Since the pictures are not wanted, reproduce only the rest of the records, exactly as given.
[Start of section]
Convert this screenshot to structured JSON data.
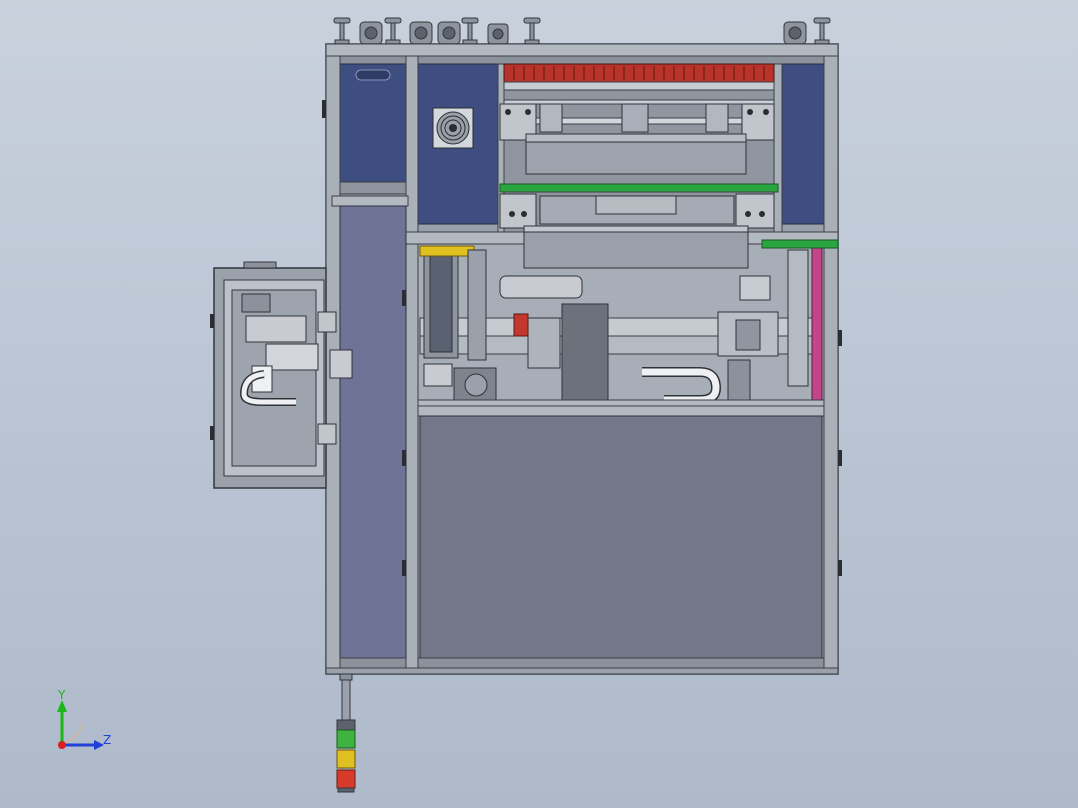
{
  "view": {
    "type": "CAD assembly front view",
    "background_top": "#c9d1dd",
    "background_bottom": "#aeb9ca"
  },
  "colors": {
    "frame": "#9aa1ab",
    "frame_dark": "#4b5058",
    "panel_blue": "#3e4e80",
    "panel_blue_dark": "#2f3c66",
    "side_panel": "#6f7396",
    "lower_panel": "#737889",
    "rail_green": "#2aa640",
    "heater_red": "#b8342b",
    "magenta_rail": "#c4468a",
    "tower_green": "#3fb33f",
    "tower_yellow": "#e0c020",
    "tower_red": "#d83a2a"
  },
  "triad": {
    "y_label": "Y",
    "z_label": "Z",
    "y_color": "#18b818",
    "z_color": "#2040d8",
    "origin_color": "#d82020"
  },
  "signal_tower": {
    "segments": [
      "green",
      "yellow",
      "red"
    ]
  }
}
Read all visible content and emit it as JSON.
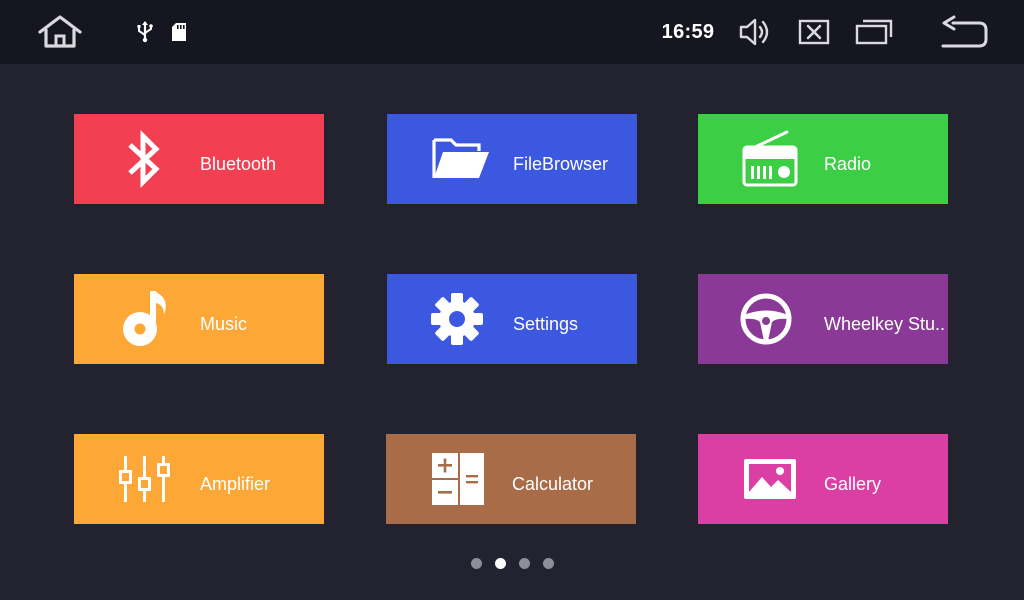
{
  "status_bar": {
    "time": "16:59",
    "icons": {
      "home": "home-icon",
      "usb": "usb-icon",
      "sd_card": "sd-card-icon",
      "volume": "volume-icon",
      "close": "close-icon",
      "recent_apps": "recent-apps-icon",
      "back": "back-icon"
    }
  },
  "tiles": [
    {
      "label": "Bluetooth",
      "color": "#f33f52",
      "icon": "bluetooth-icon"
    },
    {
      "label": "FileBrowser",
      "color": "#3c57e0",
      "icon": "folder-icon"
    },
    {
      "label": "Radio",
      "color": "#3ccf45",
      "icon": "radio-icon"
    },
    {
      "label": "Music",
      "color": "#fda836",
      "icon": "music-note-icon"
    },
    {
      "label": "Settings",
      "color": "#3c57e0",
      "icon": "gear-icon"
    },
    {
      "label": "Wheelkey Stu..",
      "color": "#8a3a96",
      "icon": "steering-wheel-icon"
    },
    {
      "label": "Amplifier",
      "color": "#fda836",
      "icon": "equalizer-icon"
    },
    {
      "label": "Calculator",
      "color": "#a86c48",
      "icon": "calculator-icon"
    },
    {
      "label": "Gallery",
      "color": "#dc3fa4",
      "icon": "image-icon"
    }
  ],
  "pagination": {
    "total": 4,
    "active_index": 1
  }
}
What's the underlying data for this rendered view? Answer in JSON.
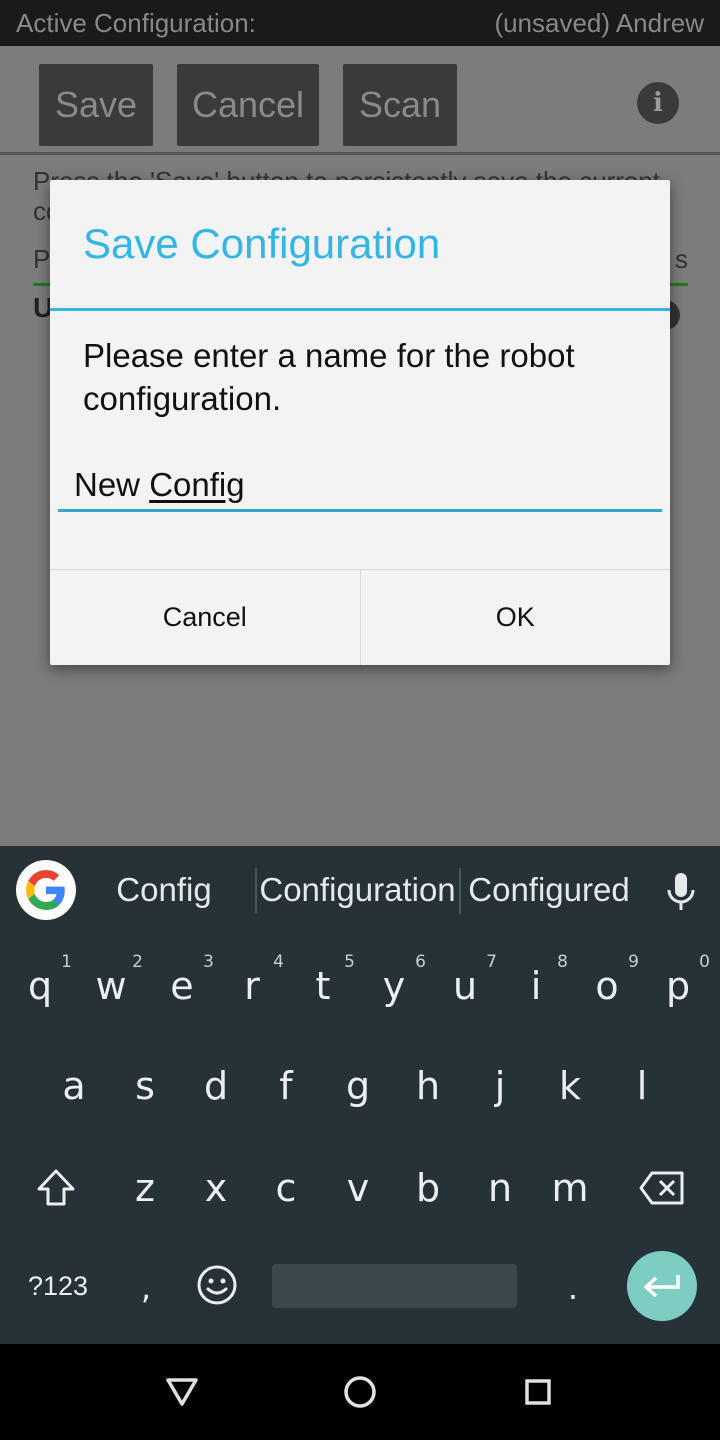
{
  "titlebar": {
    "label": "Active Configuration:",
    "value": "(unsaved) Andrew"
  },
  "app": {
    "buttons": [
      "Save",
      "Cancel",
      "Scan"
    ],
    "info_icon": "info-icon",
    "text_line1": "Press the 'Save' button to persistently save the current",
    "text_line1b": "co",
    "text_line2_left": "P",
    "text_line2_right": "s",
    "text_line3": "U"
  },
  "dialog": {
    "title": "Save Configuration",
    "message": "Please enter a name for the robot configuration.",
    "input_value_prefix": "New ",
    "input_value_underlined": "Config",
    "cancel_label": "Cancel",
    "ok_label": "OK",
    "accent_color": "#33b5e5"
  },
  "keyboard": {
    "suggestions": [
      "Config",
      "Configuration",
      "Configured"
    ],
    "row1": [
      {
        "k": "q",
        "h": "1"
      },
      {
        "k": "w",
        "h": "2"
      },
      {
        "k": "e",
        "h": "3"
      },
      {
        "k": "r",
        "h": "4"
      },
      {
        "k": "t",
        "h": "5"
      },
      {
        "k": "y",
        "h": "6"
      },
      {
        "k": "u",
        "h": "7"
      },
      {
        "k": "i",
        "h": "8"
      },
      {
        "k": "o",
        "h": "9"
      },
      {
        "k": "p",
        "h": "0"
      }
    ],
    "row2": [
      "a",
      "s",
      "d",
      "f",
      "g",
      "h",
      "j",
      "k",
      "l"
    ],
    "row3": [
      "z",
      "x",
      "c",
      "v",
      "b",
      "n",
      "m"
    ],
    "symbols_label": "?123",
    "comma": ",",
    "period": ".",
    "background": "#263238",
    "enter_color": "#7ecdc3"
  },
  "navbar": {
    "icons": [
      "back-triangle-icon",
      "home-circle-icon",
      "recents-square-icon"
    ]
  }
}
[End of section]
- _Answer space_
Convert this screenshot to structured JSON data.
{
  "view": {
    "type": "CAD assembly front view",
    "background_top": "#c9d1dd",
    "background_bottom": "#aeb9ca"
  },
  "colors": {
    "frame": "#9aa1ab",
    "frame_dark": "#4b5058",
    "panel_blue": "#3e4e80",
    "panel_blue_dark": "#2f3c66",
    "side_panel": "#6f7396",
    "lower_panel": "#737889",
    "rail_green": "#2aa640",
    "heater_red": "#b8342b",
    "magenta_rail": "#c4468a",
    "tower_green": "#3fb33f",
    "tower_yellow": "#e0c020",
    "tower_red": "#d83a2a"
  },
  "triad": {
    "y_label": "Y",
    "z_label": "Z",
    "y_color": "#18b818",
    "z_color": "#2040d8",
    "origin_color": "#d82020"
  },
  "signal_tower": {
    "segments": [
      "green",
      "yellow",
      "red"
    ]
  }
}
Read all visible content and emit it as JSON.
{
  "status_bar": {
    "time": "16:59",
    "icons": {
      "home": "home-icon",
      "usb": "usb-icon",
      "sd_card": "sd-card-icon",
      "volume": "volume-icon",
      "close": "close-icon",
      "recent_apps": "recent-apps-icon",
      "back": "back-icon"
    }
  },
  "tiles": [
    {
      "label": "Bluetooth",
      "color": "#f33f52",
      "icon": "bluetooth-icon"
    },
    {
      "label": "FileBrowser",
      "color": "#3c57e0",
      "icon": "folder-icon"
    },
    {
      "label": "Radio",
      "color": "#3ccf45",
      "icon": "radio-icon"
    },
    {
      "label": "Music",
      "color": "#fda836",
      "icon": "music-note-icon"
    },
    {
      "label": "Settings",
      "color": "#3c57e0",
      "icon": "gear-icon"
    },
    {
      "label": "Wheelkey Stu..",
      "color": "#8a3a96",
      "icon": "steering-wheel-icon"
    },
    {
      "label": "Amplifier",
      "color": "#fda836",
      "icon": "equalizer-icon"
    },
    {
      "label": "Calculator",
      "color": "#a86c48",
      "icon": "calculator-icon"
    },
    {
      "label": "Gallery",
      "color": "#dc3fa4",
      "icon": "image-icon"
    }
  ],
  "pagination": {
    "total": 4,
    "active_index": 1
  }
}
What's the underlying data for this rendered view? Answer in JSON.
{
  "titlebar": {
    "label": "Active Configuration:",
    "value": "(unsaved) Andrew"
  },
  "app": {
    "buttons": [
      "Save",
      "Cancel",
      "Scan"
    ],
    "info_icon": "info-icon",
    "text_line1": "Press the 'Save' button to persistently save the current",
    "text_line1b": "co",
    "text_line2_left": "P",
    "text_line2_right": "s",
    "text_line3": "U"
  },
  "dialog": {
    "title": "Save Configuration",
    "message": "Please enter a name for the robot configuration.",
    "input_value_prefix": "New ",
    "input_value_underlined": "Config",
    "cancel_label": "Cancel",
    "ok_label": "OK",
    "accent_color": "#33b5e5"
  },
  "keyboard": {
    "suggestions": [
      "Config",
      "Configuration",
      "Configured"
    ],
    "row1": [
      {
        "k": "q",
        "h": "1"
      },
      {
        "k": "w",
        "h": "2"
      },
      {
        "k": "e",
        "h": "3"
      },
      {
        "k": "r",
        "h": "4"
      },
      {
        "k": "t",
        "h": "5"
      },
      {
        "k": "y",
        "h": "6"
      },
      {
        "k": "u",
        "h": "7"
      },
      {
        "k": "i",
        "h": "8"
      },
      {
        "k": "o",
        "h": "9"
      },
      {
        "k": "p",
        "h": "0"
      }
    ],
    "row2": [
      "a",
      "s",
      "d",
      "f",
      "g",
      "h",
      "j",
      "k",
      "l"
    ],
    "row3": [
      "z",
      "x",
      "c",
      "v",
      "b",
      "n",
      "m"
    ],
    "symbols_label": "?123",
    "comma": ",",
    "period": ".",
    "background": "#263238",
    "enter_color": "#7ecdc3"
  },
  "navbar": {
    "icons": [
      "back-triangle-icon",
      "home-circle-icon",
      "recents-square-icon"
    ]
  }
}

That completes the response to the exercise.